Saturday, September 21, 2013
Second Chance Summer: A review
Info: Simon &Schuster, copyright 2012, 468 pages
A review in 10 words (or thereabouts): Oh my goodness was I a blubbering mess.
Taylor Edwards’ family might not be the closest-knit—everyone is a little too busy and overscheduled—but for the most part, they get along just fine. Then Taylor’s dad gets devastating news, and her parents decide that the family will spend one last summer all together at their old lake house in the Pocono Mountains.
Crammed into a place much smaller and more rustic than they are used to, they begin to get to know each other again. And Taylor discovers that the people she thought she had left behind haven’t actually gone anywhere. Her former best friend is still around, as is her first boyfriend…and he’s much cuter at seventeen than he was at twelve.
As the summer progresses and the Edwards become more of a family, they’re more aware than ever that they’re battling a ticking clock. Sometimes, though, there is just enough time to get a second chance—with family, with friends, and with love.
Taylor likes to run away. When things get tough or when there is something she doesn't want to face, she packs her bags and leaves. But when her father is given three months to live, there's no where she can go to escape. Unfortunately for Taylor, the one place he wants to go is the last place she ever thought she would return to.
Matson knows how to drag things out to make them as painful as possible. Over the course of nearly 500 pages, you live the fear and impending loss with the entire family. Slowly. So Slowly, she describes the decline of Taylor's father and the ways in which each member of the family cope with their uncertain futures. The camaraderie, acceptance, and forgiveness that happens over the course of the summer is extremely emotional, but written oh so well.
The Not So Awesome
Taylor's mother felt absent for much of the book. She wasn't the main character, but you see Taylor grow closer to her siblings and her father, recognizing the changes that are happening to all of them, but you don't really get to know her mother much at all. At the end of the book, Taylor and her mother share a moment, but without more context, the moment didn't feel as genuine as it could have.

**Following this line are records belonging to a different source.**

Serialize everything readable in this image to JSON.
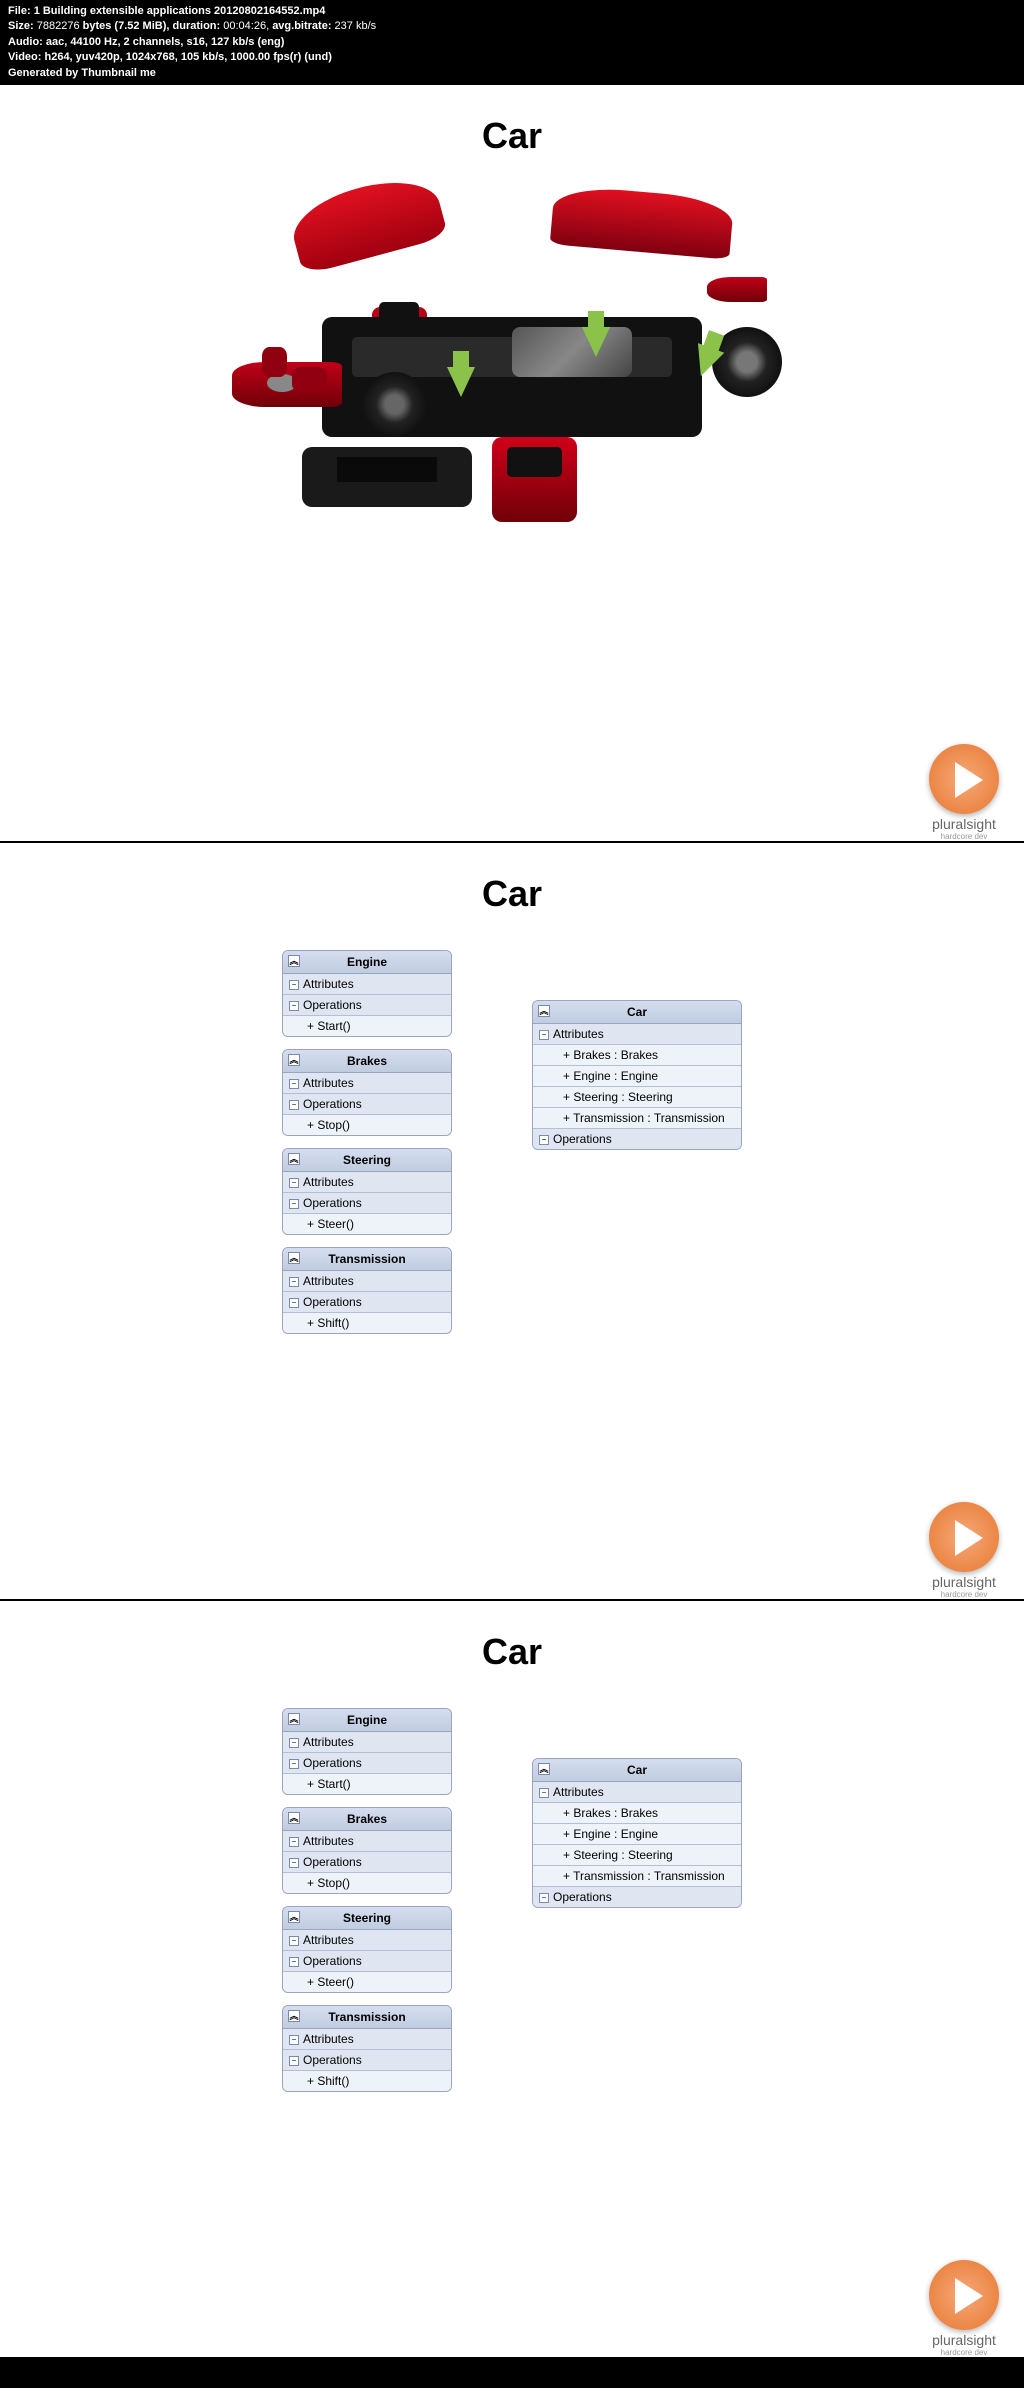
{
  "header": {
    "file_label": "File:",
    "file_value": "1 Building extensible applications 20120802164552.mp4",
    "size_label": "Size:",
    "size_bytes": "7882276",
    "size_unit": "bytes (7.52 MiB),",
    "duration_label": "duration:",
    "duration_value": "00:04:26,",
    "bitrate_label": "avg.bitrate:",
    "bitrate_value": "237 kb/s",
    "audio_label": "Audio:",
    "audio_value": "aac, 44100 Hz, 2 channels, s16, 127 kb/s (eng)",
    "video_label": "Video:",
    "video_value": "h264, yuv420p, 1024x768, 105 kb/s, 1000.00 fps(r) (und)",
    "gen_label": "Generated by Thumbnail me"
  },
  "slides": {
    "title": "Car"
  },
  "logo": {
    "text": "pluralsight",
    "sub": "hardcore dev"
  },
  "uml": {
    "attributes_label": "Attributes",
    "operations_label": "Operations",
    "minus": "−",
    "chev": "︽",
    "engine": {
      "title": "Engine",
      "op": "+ Start()"
    },
    "brakes": {
      "title": "Brakes",
      "op": "+ Stop()"
    },
    "steering": {
      "title": "Steering",
      "op": "+ Steer()"
    },
    "transmission": {
      "title": "Transmission",
      "op": "+ Shift()"
    },
    "car": {
      "title": "Car",
      "a1": "+ Brakes : Brakes",
      "a2": "+ Engine : Engine",
      "a3": "+ Steering : Steering",
      "a4": "+ Transmission : Transmission"
    }
  },
  "chart_data": {
    "type": "table",
    "title": "UML class diagram — Car composition",
    "classes": [
      {
        "name": "Engine",
        "attributes": [],
        "operations": [
          "Start()"
        ]
      },
      {
        "name": "Brakes",
        "attributes": [],
        "operations": [
          "Stop()"
        ]
      },
      {
        "name": "Steering",
        "attributes": [],
        "operations": [
          "Steer()"
        ]
      },
      {
        "name": "Transmission",
        "attributes": [],
        "operations": [
          "Shift()"
        ]
      },
      {
        "name": "Car",
        "attributes": [
          "Brakes : Brakes",
          "Engine : Engine",
          "Steering : Steering",
          "Transmission : Transmission"
        ],
        "operations": []
      }
    ]
  }
}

I absolutely adored Matson's Amy & Roger's Epic Detour, so I was eager to dive into her newest book, and I was not disappointed. The story absolutely crushed me, especially since you find out almost immediately that her father is gravely ill. You know the end of the book. You can't hide from what is happening, and you can't stop it. But that made it all the more real. Time is limited, and you have to love and live to the best of your ability with the time you are given. Taylor's transformation was graceful and heartfelt. Just an all around enjoyable read with enjoyable characters.